Smith came to this conclusion after studying the recent College Admissions Scandal. The point of his article is that no one questions whether wealthy students deserve to be at the colleges they have been accepted into, but poor students’ success is constantly diminished as a result of their status.

My own experience bears out Smith’s argument. I could not count how many times I have been told that I was accepted into the University of Notre Dame because I was a minority or because I was poor. I was accepted because I “fit the demographic” universities needed to look more diverse. All the hard work I did as a child and a teenager is dismissed entirely because I am a poor, Hispanic immigrant. The worst part is when students get told these things so often that they start believing they are not actually good enough for the schools they attend. These misconceptions are just another nail in the coffin for these low-income students who, for many other reasons, already feel like they do not belong.

Feeling like you do not belong can lead to isolation, which is a common trigger for mental illness, as well as a common unhealthy coping mechanism for people who already suffer from mental illnesses. The danger of isolation is one that needs to be talked about for low-income students at elite universities. A population-based study in the United States found that low levels of household income are associated with several lifetime mental disorders and suicide attempts (Sareen et al.). The data was collected using NESARC, an ongoing, nationally representative survey of the US population funded by the National Institute on Alcohol Abuse and Alcoholism. Being predisposed to mental illnesses, in combination with the negative feelings low-income students face, can create overwhelming triggers that can lead students to suffer from severe depression, anxiety, and other mental disorders. Further, another factor that affects college students’ academic performance and mental health is food insecurity. A study on the relationship between social support and mental health showed that students who are different from most other students, such as being a minority race or ethnicity, being international, and having a low socioeconomic status, are at greater risk of social isolation (Hefner and Eisenberg 492). This same study found that social support was significantly associated with mental health. The analysis concluded that 31% of students with depression had low-quality support, while only 5% of students with depression had high-quality social support. Feeling isolated because of financial differences is a real problem among students at elite universities. Not feeling comfortable speaking up or making friends isolates low-income students. That feeling of isolation and loneliness is why mental health resources are so important in universities.

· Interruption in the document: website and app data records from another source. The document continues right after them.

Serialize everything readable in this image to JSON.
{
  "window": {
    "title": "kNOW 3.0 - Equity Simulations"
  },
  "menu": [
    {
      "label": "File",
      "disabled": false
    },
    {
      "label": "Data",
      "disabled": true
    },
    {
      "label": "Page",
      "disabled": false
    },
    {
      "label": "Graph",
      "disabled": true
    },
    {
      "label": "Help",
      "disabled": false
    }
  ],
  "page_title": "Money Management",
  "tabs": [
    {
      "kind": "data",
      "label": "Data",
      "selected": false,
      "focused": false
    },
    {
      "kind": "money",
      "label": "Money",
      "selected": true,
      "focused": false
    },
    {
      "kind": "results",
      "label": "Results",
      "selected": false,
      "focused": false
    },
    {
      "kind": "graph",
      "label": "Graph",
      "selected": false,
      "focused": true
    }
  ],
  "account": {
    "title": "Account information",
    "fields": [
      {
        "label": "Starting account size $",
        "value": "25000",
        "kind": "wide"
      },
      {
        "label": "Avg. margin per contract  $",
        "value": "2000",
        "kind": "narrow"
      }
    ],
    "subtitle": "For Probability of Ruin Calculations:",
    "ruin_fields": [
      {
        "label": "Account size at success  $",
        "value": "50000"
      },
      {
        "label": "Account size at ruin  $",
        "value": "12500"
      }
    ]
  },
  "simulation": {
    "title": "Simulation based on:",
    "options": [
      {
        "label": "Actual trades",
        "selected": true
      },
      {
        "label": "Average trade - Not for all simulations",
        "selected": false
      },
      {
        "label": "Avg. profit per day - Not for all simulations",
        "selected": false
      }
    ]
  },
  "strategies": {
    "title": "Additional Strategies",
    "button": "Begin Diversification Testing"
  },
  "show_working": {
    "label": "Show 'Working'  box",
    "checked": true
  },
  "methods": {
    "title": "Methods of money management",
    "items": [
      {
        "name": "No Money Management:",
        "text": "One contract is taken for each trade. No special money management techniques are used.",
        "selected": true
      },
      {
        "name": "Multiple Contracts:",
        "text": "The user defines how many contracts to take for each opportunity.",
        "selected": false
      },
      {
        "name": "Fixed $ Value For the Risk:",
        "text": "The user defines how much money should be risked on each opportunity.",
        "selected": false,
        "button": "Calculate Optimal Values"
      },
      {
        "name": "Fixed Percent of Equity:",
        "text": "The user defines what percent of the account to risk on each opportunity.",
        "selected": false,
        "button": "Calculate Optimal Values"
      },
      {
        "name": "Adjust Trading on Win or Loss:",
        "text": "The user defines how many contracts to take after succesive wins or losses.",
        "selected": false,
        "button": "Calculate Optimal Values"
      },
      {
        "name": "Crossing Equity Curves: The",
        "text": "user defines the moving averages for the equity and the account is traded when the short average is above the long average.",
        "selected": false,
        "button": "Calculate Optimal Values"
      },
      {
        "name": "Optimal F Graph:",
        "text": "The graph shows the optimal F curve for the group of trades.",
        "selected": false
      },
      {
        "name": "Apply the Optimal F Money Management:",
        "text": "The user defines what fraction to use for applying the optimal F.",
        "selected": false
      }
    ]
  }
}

Prestigious universities like Notre Dame must make more of an effort to admit students equally from all socioeconomic statuses and backgrounds. In light of the research I have done, I have realized just how unbelievably lucky I am to have ended up at Notre Dame. However, I cannot be content with attending this university and not pointing out its flaws. It is important that, as the student body, we demand more diversity. According to Don Bishop, the senior vice president of undergraduate enrollment, the class of 2025 will be Notre Dame’s most diverse class. He states, “First-generation, Pell Grant and students with family incomes under $65,000 make up 20.3% of the first-year class” (Guffey). However, 66.87% of families in the United States have a household income of less than $65,000. The disparity between those percentages is telling of how large of a problem there is with true diversity on campus. Of course it is good that the university is celebrating its most diverse year, but becoming more diverse is not the equivalent of being truly diverse. I hope that the university will continue to make efforts to create an environment that feels safe and welcoming to everyone, no matter their socioeconomic status or race.